*** Opening SOURCE MATERIAL ***

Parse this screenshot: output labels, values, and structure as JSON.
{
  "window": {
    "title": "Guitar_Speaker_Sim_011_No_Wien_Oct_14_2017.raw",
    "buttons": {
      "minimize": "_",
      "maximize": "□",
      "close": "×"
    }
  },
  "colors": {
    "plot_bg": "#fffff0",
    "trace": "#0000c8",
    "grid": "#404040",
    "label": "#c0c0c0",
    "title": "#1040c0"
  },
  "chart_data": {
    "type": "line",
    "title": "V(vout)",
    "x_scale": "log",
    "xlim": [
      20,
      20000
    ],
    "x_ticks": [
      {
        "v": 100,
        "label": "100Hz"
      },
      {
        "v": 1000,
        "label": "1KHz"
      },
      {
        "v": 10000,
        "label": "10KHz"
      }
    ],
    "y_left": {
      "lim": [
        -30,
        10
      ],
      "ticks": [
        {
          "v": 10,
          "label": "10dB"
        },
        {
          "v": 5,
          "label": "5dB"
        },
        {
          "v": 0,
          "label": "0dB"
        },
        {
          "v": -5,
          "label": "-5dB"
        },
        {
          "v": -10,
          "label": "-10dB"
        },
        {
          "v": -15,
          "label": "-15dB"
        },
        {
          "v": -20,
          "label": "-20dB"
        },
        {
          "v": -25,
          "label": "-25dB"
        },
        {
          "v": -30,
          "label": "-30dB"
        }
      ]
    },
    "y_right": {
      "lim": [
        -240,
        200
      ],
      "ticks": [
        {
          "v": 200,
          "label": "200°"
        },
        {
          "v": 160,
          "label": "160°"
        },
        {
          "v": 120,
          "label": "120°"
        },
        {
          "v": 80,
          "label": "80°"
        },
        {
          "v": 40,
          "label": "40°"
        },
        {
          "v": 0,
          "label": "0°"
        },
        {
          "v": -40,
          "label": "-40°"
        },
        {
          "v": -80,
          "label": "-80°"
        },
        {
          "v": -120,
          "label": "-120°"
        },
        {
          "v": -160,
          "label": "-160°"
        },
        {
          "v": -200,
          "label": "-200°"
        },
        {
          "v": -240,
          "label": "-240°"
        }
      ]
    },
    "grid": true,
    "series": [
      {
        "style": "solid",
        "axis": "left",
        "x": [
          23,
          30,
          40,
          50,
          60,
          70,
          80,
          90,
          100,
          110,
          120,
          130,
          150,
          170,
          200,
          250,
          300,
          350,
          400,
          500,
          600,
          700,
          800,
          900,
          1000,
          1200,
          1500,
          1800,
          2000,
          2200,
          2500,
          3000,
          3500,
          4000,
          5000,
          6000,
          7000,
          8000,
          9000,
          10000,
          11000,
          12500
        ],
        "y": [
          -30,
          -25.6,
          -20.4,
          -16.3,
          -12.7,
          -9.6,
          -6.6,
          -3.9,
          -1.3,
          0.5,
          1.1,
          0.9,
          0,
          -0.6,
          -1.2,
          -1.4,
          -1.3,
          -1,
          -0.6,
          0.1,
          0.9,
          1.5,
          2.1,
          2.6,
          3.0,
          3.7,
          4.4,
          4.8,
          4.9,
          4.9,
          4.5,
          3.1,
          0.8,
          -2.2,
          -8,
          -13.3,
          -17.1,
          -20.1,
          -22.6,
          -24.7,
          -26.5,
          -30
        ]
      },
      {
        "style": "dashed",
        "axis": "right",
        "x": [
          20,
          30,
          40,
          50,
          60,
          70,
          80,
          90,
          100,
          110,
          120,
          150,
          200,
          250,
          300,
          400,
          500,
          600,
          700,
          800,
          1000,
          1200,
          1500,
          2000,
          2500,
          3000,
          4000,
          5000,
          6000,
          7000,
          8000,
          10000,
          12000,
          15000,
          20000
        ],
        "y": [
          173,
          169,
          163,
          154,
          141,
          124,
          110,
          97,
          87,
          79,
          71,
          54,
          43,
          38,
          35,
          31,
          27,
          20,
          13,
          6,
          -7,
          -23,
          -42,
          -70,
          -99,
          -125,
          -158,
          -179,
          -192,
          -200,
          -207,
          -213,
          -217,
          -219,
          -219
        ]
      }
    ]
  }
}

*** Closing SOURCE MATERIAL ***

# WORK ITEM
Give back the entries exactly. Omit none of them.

# RESPONSE TO THE EXERCISE
Parse this screenshot: output labels, values, and structure as JSON.
{
  "window": {
    "title": "Guitar_Speaker_Sim_011_No_Wien_Oct_14_2017.raw",
    "buttons": {
      "minimize": "_",
      "maximize": "□",
      "close": "×"
    }
  },
  "colors": {
    "plot_bg": "#fffff0",
    "trace": "#0000c8",
    "grid": "#404040",
    "label": "#c0c0c0",
    "title": "#1040c0"
  },
  "chart_data": {
    "type": "line",
    "title": "V(vout)",
    "x_scale": "log",
    "xlim": [
      20,
      20000
    ],
    "x_ticks": [
      {
        "v": 100,
        "label": "100Hz"
      },
      {
        "v": 1000,
        "label": "1KHz"
      },
      {
        "v": 10000,
        "label": "10KHz"
      }
    ],
    "y_left": {
      "lim": [
        -30,
        10
      ],
      "ticks": [
        {
          "v": 10,
          "label": "10dB"
        },
        {
          "v": 5,
          "label": "5dB"
        },
        {
          "v": 0,
          "label": "0dB"
        },
        {
          "v": -5,
          "label": "-5dB"
        },
        {
          "v": -10,
          "label": "-10dB"
        },
        {
          "v": -15,
          "label": "-15dB"
        },
        {
          "v": -20,
          "label": "-20dB"
        },
        {
          "v": -25,
          "label": "-25dB"
        },
        {
          "v": -30,
          "label": "-30dB"
        }
      ]
    },
    "y_right": {
      "lim": [
        -240,
        200
      ],
      "ticks": [
        {
          "v": 200,
          "label": "200°"
        },
        {
          "v": 160,
          "label": "160°"
        },
        {
          "v": 120,
          "label": "120°"
        },
        {
          "v": 80,
          "label": "80°"
        },
        {
          "v": 40,
          "label": "40°"
        },
        {
          "v": 0,
          "label": "0°"
        },
        {
          "v": -40,
          "label": "-40°"
        },
        {
          "v": -80,
          "label": "-80°"
        },
        {
          "v": -120,
          "label": "-120°"
        },
        {
          "v": -160,
          "label": "-160°"
        },
        {
          "v": -200,
          "label": "-200°"
        },
        {
          "v": -240,
          "label": "-240°"
        }
      ]
    },
    "grid": true,
    "series": [
      {
        "style": "solid",
        "axis": "left",
        "x": [
          23,
          30,
          40,
          50,
          60,
          70,
          80,
          90,
          100,
          110,
          120,
          130,
          150,
          170,
          200,
          250,
          300,
          350,
          400,
          500,
          600,
          700,
          800,
          900,
          1000,
          1200,
          1500,
          1800,
          2000,
          2200,
          2500,
          3000,
          3500,
          4000,
          5000,
          6000,
          7000,
          8000,
          9000,
          10000,
          11000,
          12500
        ],
        "y": [
          -30,
          -25.6,
          -20.4,
          -16.3,
          -12.7,
          -9.6,
          -6.6,
          -3.9,
          -1.3,
          0.5,
          1.1,
          0.9,
          0,
          -0.6,
          -1.2,
          -1.4,
          -1.3,
          -1,
          -0.6,
          0.1,
          0.9,
          1.5,
          2.1,
          2.6,
          3.0,
          3.7,
          4.4,
          4.8,
          4.9,
          4.9,
          4.5,
          3.1,
          0.8,
          -2.2,
          -8,
          -13.3,
          -17.1,
          -20.1,
          -22.6,
          -24.7,
          -26.5,
          -30
        ]
      },
      {
        "style": "dashed",
        "axis": "right",
        "x": [
          20,
          30,
          40,
          50,
          60,
          70,
          80,
          90,
          100,
          110,
          120,
          150,
          200,
          250,
          300,
          400,
          500,
          600,
          700,
          800,
          1000,
          1200,
          1500,
          2000,
          2500,
          3000,
          4000,
          5000,
          6000,
          7000,
          8000,
          10000,
          12000,
          15000,
          20000
        ],
        "y": [
          173,
          169,
          163,
          154,
          141,
          124,
          110,
          97,
          87,
          79,
          71,
          54,
          43,
          38,
          35,
          31,
          27,
          20,
          13,
          6,
          -7,
          -23,
          -42,
          -70,
          -99,
          -125,
          -158,
          -179,
          -192,
          -200,
          -207,
          -213,
          -217,
          -219,
          -219
        ]
      }
    ]
  }
}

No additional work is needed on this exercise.